WINTER WARMERS Pets feel the cold when temperatures drop, and need warm kennels and beds.
Ask the Vet
Esther Van Luipen
When I was growing up, pets spent most, if not all, of their lives outside. In my lifetime, they’ve gone from the farmyard to the backyard to the back kitchen to the bedroom. Things have changed so much that it’s often the husband who’s in ‘the dog house’, not the dog; the dog is in the bed…!
But some people still do have outside pets, and for these animals more than any others, the shift to colder weather means their owners really must look out for them and make sure they’re ready for the change.
All animals must be able to get out of the elements. A pet must have a well-insulated structure just large enough so that he can curl up inside to maintain body heat. The structure should also have a wind-block to protect it from wintry blasts.
When the weather really gets cold and there is frost at night, your pet could do with a heat mat. This is especially important to older animals, who find it harder to ‘heat their bones’. (Remember that a hot water bottle doesn’t stay hot long enough and can scald your pet before it cools. Electric heat mats made especially for pets are available.) Make sure that there’s always a supply of fresh, unfrozen water too.
Animals who spend any significant amount of time outside will need more calories during cold weather. Food is fuel, and they’ll need to burn it to stay warm.
Indoor pets don’t face the weather challenges outdoor pets do, but winter can be uncomfortable for them too.
For pets with arthritis, cold weather can be more painful, so ask your vet about supplements or medications that may help your pet feel better. A soft, heated bed may be much appreciated, too, especially by older pets. And remember that one of the best things you can do for a pet with joint problems is to keep the extra weight off: A pet who’s more sedentary in winter needs to eat less.

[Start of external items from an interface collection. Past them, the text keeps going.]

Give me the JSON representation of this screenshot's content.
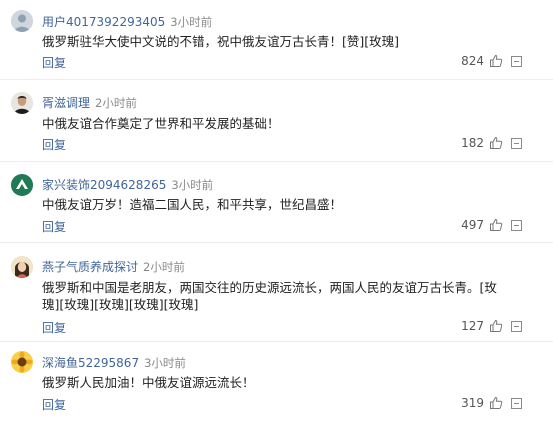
{
  "comments": [
    {
      "username": "用户4017392293405",
      "time": "3小时前",
      "text": "俄罗斯驻华大使中文说的不错，祝中俄友谊万古长青！[赞][玫瑰]",
      "reply_label": "回复",
      "likes": "824",
      "avatar_icon": "default-avatar-icon"
    },
    {
      "username": "胥滋调理",
      "time": "2小时前",
      "text": "中俄友谊合作奠定了世界和平发展的基础！",
      "reply_label": "回复",
      "likes": "182",
      "avatar_icon": "person-photo-avatar-icon"
    },
    {
      "username": "家兴装饰2094628265",
      "time": "3小时前",
      "text": "中俄友谊万岁！造福二国人民，和平共享，世纪昌盛！",
      "reply_label": "回复",
      "likes": "497",
      "avatar_icon": "green-logo-avatar-icon"
    },
    {
      "username": "燕子气质养成探讨",
      "time": "2小时前",
      "text": "俄罗斯和中国是老朋友，两国交往的历史源远流长，两国人民的友谊万古长青。[玫瑰][玫瑰][玫瑰][玫瑰][玫瑰]",
      "reply_label": "回复",
      "likes": "127",
      "avatar_icon": "girl-avatar-icon"
    },
    {
      "username": "深海鱼52295867",
      "time": "3小时前",
      "text": "俄罗斯人民加油！中俄友谊源远流长！",
      "reply_label": "回复",
      "likes": "319",
      "avatar_icon": "sunflower-avatar-icon"
    }
  ],
  "colors": {
    "username": "#406599",
    "reply": "#406599",
    "time": "#8a8a8a",
    "text": "#222222",
    "divider": "#ececec"
  }
}
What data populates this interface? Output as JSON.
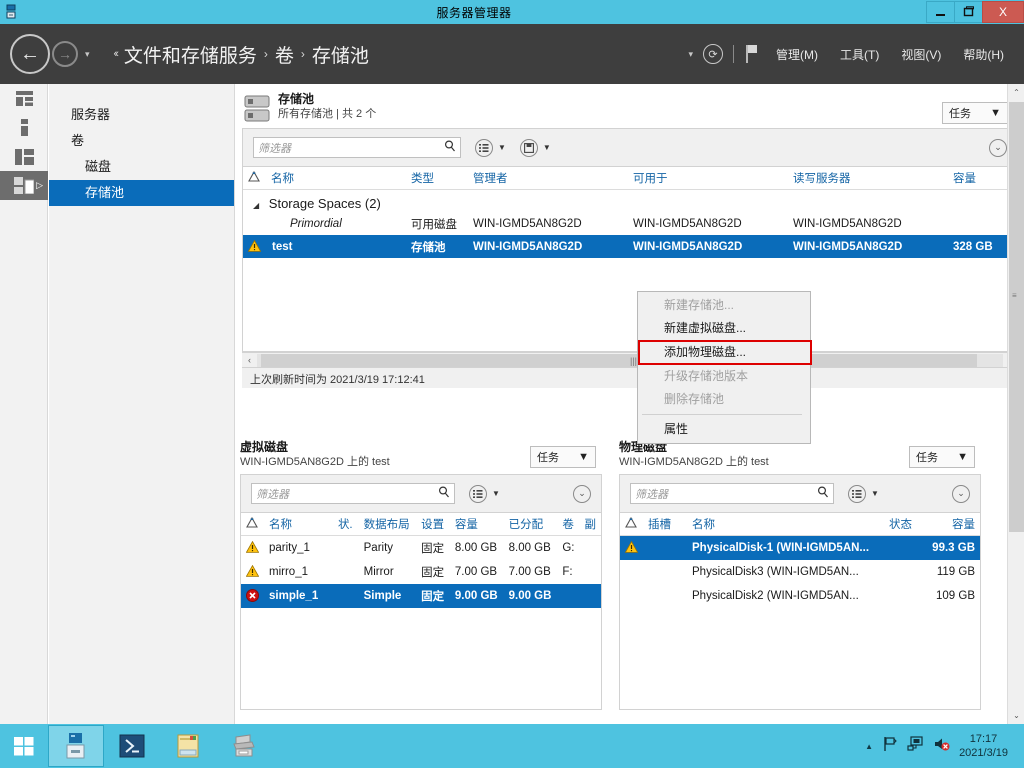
{
  "window": {
    "title": "服务器管理器",
    "minimize_label": "—",
    "restore_label": "❐",
    "close_label": "X"
  },
  "nav": {
    "back_label": "←",
    "forward_label": "→",
    "dropdown_label": "▾",
    "breadcrumb_lead": "‹‹",
    "breadcrumb": [
      "文件和存储服务",
      "卷",
      "存储池"
    ],
    "separator": "›",
    "refresh_label": "⟳",
    "menus": [
      "管理(M)",
      "工具(T)",
      "视图(V)",
      "帮助(H)"
    ]
  },
  "sidebar": {
    "items": [
      {
        "label": "服务器",
        "indent": false,
        "selected": false
      },
      {
        "label": "卷",
        "indent": false,
        "selected": false
      },
      {
        "label": "磁盘",
        "indent": true,
        "selected": false
      },
      {
        "label": "存储池",
        "indent": true,
        "selected": true
      }
    ]
  },
  "pools_panel": {
    "title": "存储池",
    "subtitle": "所有存储池 | 共 2 个",
    "task_label": "任务",
    "task_caret": "▼",
    "filter_placeholder": "筛选器",
    "search_icon": "⌕",
    "columns": [
      "名称",
      "类型",
      "管理者",
      "可用于",
      "读写服务器",
      "容量"
    ],
    "group_row": "Storage Spaces (2)",
    "group_caret": "◢",
    "rows": [
      {
        "name": "Primordial",
        "type": "可用磁盘",
        "manager": "WIN-IGMD5AN8G2D",
        "available_for": "WIN-IGMD5AN8G2D",
        "rw_server": "WIN-IGMD5AN8G2D",
        "capacity": "",
        "status": "none",
        "italic": true,
        "selected": false
      },
      {
        "name": "test",
        "type": "存储池",
        "manager": "WIN-IGMD5AN8G2D",
        "available_for": "WIN-IGMD5AN8G2D",
        "rw_server": "WIN-IGMD5AN8G2D",
        "capacity": "328 GB",
        "status": "warning",
        "italic": false,
        "selected": true
      }
    ],
    "status_text": "上次刷新时间为 2021/3/19 17:12:41"
  },
  "context_menu": {
    "items": [
      {
        "label": "新建存储池...",
        "disabled": true,
        "highlighted": false
      },
      {
        "label": "新建虚拟磁盘...",
        "disabled": false,
        "highlighted": false
      },
      {
        "label": "添加物理磁盘...",
        "disabled": false,
        "highlighted": true
      },
      {
        "label": "升级存储池版本",
        "disabled": true,
        "highlighted": false
      },
      {
        "label": "删除存储池",
        "disabled": true,
        "highlighted": false
      },
      {
        "separator": true
      },
      {
        "label": "属性",
        "disabled": false,
        "highlighted": false
      }
    ]
  },
  "vdisk_panel": {
    "title": "虚拟磁盘",
    "subtitle": "WIN-IGMD5AN8G2D 上的 test",
    "task_label": "任务",
    "task_caret": "▼",
    "filter_placeholder": "筛选器",
    "columns": [
      "名称",
      "状.",
      "数据布局",
      "设置",
      "容量",
      "已分配",
      "卷",
      "副"
    ],
    "rows": [
      {
        "name": "parity_1",
        "state": "",
        "layout": "Parity",
        "provision": "固定",
        "capacity": "8.00 GB",
        "allocated": "8.00 GB",
        "volume": "G:",
        "status": "warning",
        "selected": false
      },
      {
        "name": "mirro_1",
        "state": "",
        "layout": "Mirror",
        "provision": "固定",
        "capacity": "7.00 GB",
        "allocated": "7.00 GB",
        "volume": "F:",
        "status": "warning",
        "selected": false
      },
      {
        "name": "simple_1",
        "state": "",
        "layout": "Simple",
        "provision": "固定",
        "capacity": "9.00 GB",
        "allocated": "9.00 GB",
        "volume": "",
        "status": "error",
        "selected": true
      }
    ]
  },
  "pdisk_panel": {
    "title": "物理磁盘",
    "subtitle": "WIN-IGMD5AN8G2D 上的 test",
    "task_label": "任务",
    "task_caret": "▼",
    "filter_placeholder": "筛选器",
    "columns": [
      "插槽",
      "名称",
      "状态",
      "容量"
    ],
    "rows": [
      {
        "slot": "",
        "name": "PhysicalDisk-1 (WIN-IGMD5AN...",
        "state": "",
        "capacity": "99.3 GB",
        "status": "warning",
        "selected": true
      },
      {
        "slot": "",
        "name": "PhysicalDisk3 (WIN-IGMD5AN...",
        "state": "",
        "capacity": "119 GB",
        "status": "none",
        "selected": false
      },
      {
        "slot": "",
        "name": "PhysicalDisk2 (WIN-IGMD5AN...",
        "state": "",
        "capacity": "109 GB",
        "status": "none",
        "selected": false
      }
    ]
  },
  "taskbar": {
    "start_label": "⊞",
    "clock_time": "17:17",
    "clock_date": "2021/3/19",
    "tray_up_label": "▲"
  },
  "colors": {
    "accent_blue": "#0a6cba",
    "title_cyan": "#4ec3e0",
    "nav_dark": "#3e3e3e",
    "highlight_red": "#dd0000",
    "warning_yellow": "#ffc20e",
    "error_red": "#cc1111",
    "header_link": "#1464a5"
  }
}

Some animals really can use the extra insulation of a well-fitted sweater or coat—older pets, and dogs who are tiny (such as Chihuahuas), or who are shorthaired and naturally lean (such as greyhounds or whippets). Overcoats can save you time drying your dog after a walk in rainy weather, especially if your pet’s longhaired.
Finally don’t forget to thump on your car’s hood in the morning to check there isn’t a cat snuggled up against its warm engine. Inside the house, make sure that your cat hasn’t snuck into the clothes dryer before you turn it on.
Cold-weather pet care is a mix of compassion and common sense. Use both in equal measure, and try to imagine yourself in your pet’s place. I’d prefer if pets were made part of the family and brought inside. But if you can’t, you certainly must pay attention to their changing needs regardless. When you warm your pet, your pet will warm your heart.
Esther van Luipen is a veterinary surgeon in Claremorris Small Animal Practice. She can be contacted at 094 9373955 or at email@example.com